TAMPA — Like any other adaptation of a great novel, getting The Great Gatsby to the stage requires ambition and steel nerves.
Stageworks Theatre, which has never shied away from daunting tasks, has picked up the mantle with Simon Levy's adaptation of the F. Scott Fitzgerald classic. Levy, a Los Angeles playwright and director, was a finalist for a PEN Literary Award for the play, which opened in Seattle in 2006.
By definition, a stage version can only hope to reflect the original. It cannot supplant anything. Stageworks has produced a serious show that spares no effort. Director Noelle Monroe cast the leading roles wisely and mastered artful transitions that unfold like dance sequences, as one scene blends into the next.
It's a little slow at times, particularly toward the end of the first act. Without any immediate conflicts to resolve or the comfort of the novelist guiding the story along, actors are left to make up the difference.
Some take on that impossible task in inspiring ways. Dahlia Legault, who has appeared on AMC's The Walking Dead, does so as Jordan Baker, a charmingly jaded socialite and the love interest of Nick Carraway. Lauren Buglioli plays Daisy, Nick's vulnerable cousin and eternal flame of his neighbor, the enigmatic Jay Gatsby, with nuance and depth.
As in the book, the story is narrated by Carraway, an aspiring businessman who has taken his nonjudgmental Midwestern sensibilities to New York City in the Jazz Age. Nathan Jokela provides an even tempered presence as Nick, who also connects segments of the play with soliloquies from the novel. Serving up Fitzgerald's exquisite phrasing reminds the audience of why the work is considered a masterpiece, and also how any attempt to replace it inevitably falls short.
Which brings us back to this show. Levy's adaptation is the first to be given exclusive rights by the Fitzgerald estate, and is the only stage version allowed to be produced in the United States and Canada. One wonders if this permission came about because of the playwright's faithfulness to the text.
But successful adaptations often come by taking risks, interpreting the original in some dramatically different way. Being true to a novel that soared with descriptive passages — while only introducing that unfiltered voice in narrative snippets — makes a theater's job harder. The math doesn't work out.
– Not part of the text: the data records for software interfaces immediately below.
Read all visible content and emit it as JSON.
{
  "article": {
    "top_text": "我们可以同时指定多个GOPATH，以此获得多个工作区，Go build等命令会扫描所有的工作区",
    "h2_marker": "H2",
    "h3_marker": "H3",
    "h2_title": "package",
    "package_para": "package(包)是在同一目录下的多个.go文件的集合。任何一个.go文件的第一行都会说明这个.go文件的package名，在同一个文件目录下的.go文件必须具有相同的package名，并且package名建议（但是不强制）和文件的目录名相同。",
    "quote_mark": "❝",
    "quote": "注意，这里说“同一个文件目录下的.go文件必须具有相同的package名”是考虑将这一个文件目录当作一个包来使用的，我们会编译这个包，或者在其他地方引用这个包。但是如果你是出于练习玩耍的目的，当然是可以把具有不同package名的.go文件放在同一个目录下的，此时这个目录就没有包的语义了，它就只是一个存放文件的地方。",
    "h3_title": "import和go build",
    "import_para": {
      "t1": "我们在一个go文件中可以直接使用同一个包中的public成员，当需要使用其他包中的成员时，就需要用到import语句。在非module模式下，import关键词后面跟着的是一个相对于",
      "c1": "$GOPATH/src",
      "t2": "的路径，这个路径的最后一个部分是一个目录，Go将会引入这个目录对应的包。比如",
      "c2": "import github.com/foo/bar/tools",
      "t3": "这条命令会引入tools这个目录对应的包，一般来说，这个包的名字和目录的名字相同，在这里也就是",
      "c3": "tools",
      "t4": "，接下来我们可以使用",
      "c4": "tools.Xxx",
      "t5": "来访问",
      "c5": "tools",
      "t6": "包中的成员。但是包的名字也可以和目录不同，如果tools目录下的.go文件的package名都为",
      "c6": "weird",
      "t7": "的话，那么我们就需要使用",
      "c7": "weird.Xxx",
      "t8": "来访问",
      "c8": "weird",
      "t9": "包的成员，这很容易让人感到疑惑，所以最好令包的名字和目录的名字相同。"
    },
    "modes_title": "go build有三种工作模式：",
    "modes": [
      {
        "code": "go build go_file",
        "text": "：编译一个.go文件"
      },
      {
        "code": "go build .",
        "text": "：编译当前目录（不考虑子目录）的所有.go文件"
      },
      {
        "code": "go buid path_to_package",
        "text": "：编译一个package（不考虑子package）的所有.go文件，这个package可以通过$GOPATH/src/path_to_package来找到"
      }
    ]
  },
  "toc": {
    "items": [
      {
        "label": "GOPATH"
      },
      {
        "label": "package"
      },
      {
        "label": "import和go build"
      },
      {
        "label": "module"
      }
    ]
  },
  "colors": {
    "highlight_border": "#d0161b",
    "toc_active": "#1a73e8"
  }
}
Aspects of this production also seem incongruous. Jamie Jones plays Tom Buchanan, Daisy's abusive husband and the story's major engine of conflict, with all of the requisite snobbery and short-tempered sense of entitlement. Still, the menace in certain scenes seems more stated than felt. For example, a fight scene between Tom and Gatsby makes one wonder whether anybody involved with this production has ever seen a real fight, let alone been in one.
Still, R. James Faurote makes for a smooth Gatsby, whose extravagance intrigues and later somewhat repels. Overall, the script stringently pares down the plot, which could either reflect discipline or indifference, not unlike a comic book abridgment. Gatsby devotees might be curious to check out the show, understanding it's a pale shadow of the work that inspired it.
Contact Andrew Meacham at firstname.lastname@example.org or (727) 892-2248. Follow @torch437.